ABORTION BREAST CANCER LINK My strong family breast cancer history, according to Dr. Janet Daling’s study of American Women (Fred Hutchinson Cancer Center, Seattle, Washington) raised my breast cancer risk by at least 270%. I have lost both breasts, my Grandmother and dear cousin to the disease, and walked through the disease with my mother, and twice alone. In the process of breast reconstruction I learned to my distress that I was not a good candidate for nipple reconstruction. I was not expecting the level of personal sadness, which accompanied this news. I realized that it mattered to no one else, but it did matter to me at a very personal and intimate level: My sensuality, my sexual experience are forever altered. There are flashing signs in the center of my soul which say: Caution: ONGOING RECONSTRUCTION OF SPIRITUAL AND MENTAL ATTITUDES: SELF-WORTH IN MIRROR MAY BE WORSE THAN IT APPEARS The dark side of dealing with breast cancer makes everyone else uncomfortable too. No hand is dear in that dread dark. One enters alone and is engulfed by devastation, loss and grief.
There are no easy words to describe the lingering shapes and shadows of anguish. I am a survivor, in every sense of that word. I feel that my life, my femininity and my self-image were fractured, then shattered, fragmented and reorganized. I know that is hard to hear; it is hard to write; but I believe it is important to say so. The breast cancer survivor is often presented in public, well after her ordeal, when the reality of her pain has been dealt with and diminished. I am an ebullient, effervescent person by nature; it was unimaginable, as a woman of faith, to find myself so thoroughly depressed and disheartened. My support system was severely fragmented and attenuated. When I got to see a linear accelerator up closer than I had ever expected to, it made me so sick. I lost layers of skin from my shoulder to my elbow and fought virulent infections. I developed a mild addiction to the painkillers that took me away from it all, just a little while. I was hospitalized for weeks at a time fighting to keep my breast implant.
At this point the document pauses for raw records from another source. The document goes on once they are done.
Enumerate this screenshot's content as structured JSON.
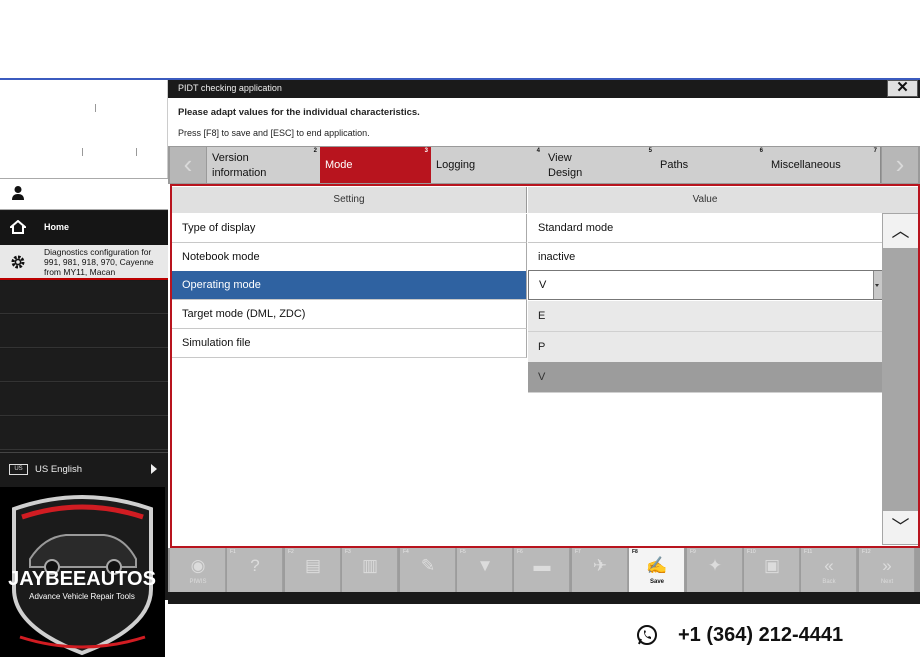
{
  "sidebar": {
    "home_label": "Home",
    "diag_text": "Diagnostics configuration for\n991, 981, 918, 970, Cayenne\nfrom MY11, Macan",
    "language_flag": "US",
    "language_label": "US English"
  },
  "logo": {
    "brand": "JAYBEEAUTOS",
    "tagline": "Advance Vehicle Repair Tools"
  },
  "dialog": {
    "title": "PIDT checking application",
    "close_glyph": "✕",
    "instruction_1": "Please adapt values for the individual characteristics.",
    "instruction_2": "Press [F8] to save and [ESC] to end application."
  },
  "tabs": [
    {
      "label": "Version\ninformation",
      "num": "2"
    },
    {
      "label": "Mode",
      "num": "3"
    },
    {
      "label": "Logging",
      "num": "4"
    },
    {
      "label": "View\nDesign",
      "num": "5"
    },
    {
      "label": "Paths",
      "num": "6"
    },
    {
      "label": "Miscellaneous",
      "num": "7"
    }
  ],
  "table": {
    "header_setting": "Setting",
    "header_value": "Value",
    "rows": [
      {
        "setting": "Type of display",
        "value": "Standard mode"
      },
      {
        "setting": "Notebook mode",
        "value": "inactive"
      },
      {
        "setting": "Operating mode",
        "value": "V"
      },
      {
        "setting": "Target mode (DML, ZDC)",
        "value": ""
      },
      {
        "setting": "Simulation file",
        "value": ""
      }
    ],
    "dropdown_options": [
      "E",
      "P",
      "V"
    ]
  },
  "fkeys": [
    {
      "num": "",
      "icon": "◉",
      "label": "PIWIS",
      "name": "chat-icon"
    },
    {
      "num": "F1",
      "icon": "?",
      "label": "",
      "name": "help-icon"
    },
    {
      "num": "F2",
      "icon": "▤",
      "label": "",
      "name": "screen-icon"
    },
    {
      "num": "F3",
      "icon": "▥",
      "label": "",
      "name": "chart-icon"
    },
    {
      "num": "F4",
      "icon": "✎",
      "label": "",
      "name": "edit-icon"
    },
    {
      "num": "F5",
      "icon": "▼",
      "label": "",
      "name": "filter-icon"
    },
    {
      "num": "F6",
      "icon": "▬",
      "label": "",
      "name": "list-icon"
    },
    {
      "num": "F7",
      "icon": "✈",
      "label": "",
      "name": "tool-icon"
    },
    {
      "num": "F8",
      "icon": "✍",
      "label": "Save",
      "name": "save-icon"
    },
    {
      "num": "F9",
      "icon": "✦",
      "label": "",
      "name": "diag-icon"
    },
    {
      "num": "F10",
      "icon": "▣",
      "label": "",
      "name": "print-icon"
    },
    {
      "num": "F11",
      "icon": "«",
      "label": "Back",
      "name": "back-icon"
    },
    {
      "num": "F12",
      "icon": "»",
      "label": "Next",
      "name": "next-icon"
    }
  ],
  "contact": {
    "phone": "+1 (364) 212-4441"
  }
}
The expander, a device forced under my chest wall muscles to make room for the implant that they used for me, was much too large for my small frame. They made me claustrophobic and unable to sleep as they were filled with saline. It was a plastic bear-hug that made me fight for every breath.
Women deserve to know the fact that there is a breast cancer link, a physiological pathway between abortion and breast cancer, that leads to an empty legacy for women with a history of breast cancer in their families. Latina women and African American women have much more aggressive cancers and higher mortality rates. Someone said that emotion should not be a factor in these proceedings. He is not a woman, holding her first grandchild to her empty, salt-filled breast. Respectfully submitted, Eve Sanchez Silver Executive Director CINTA LATINA RESEARCH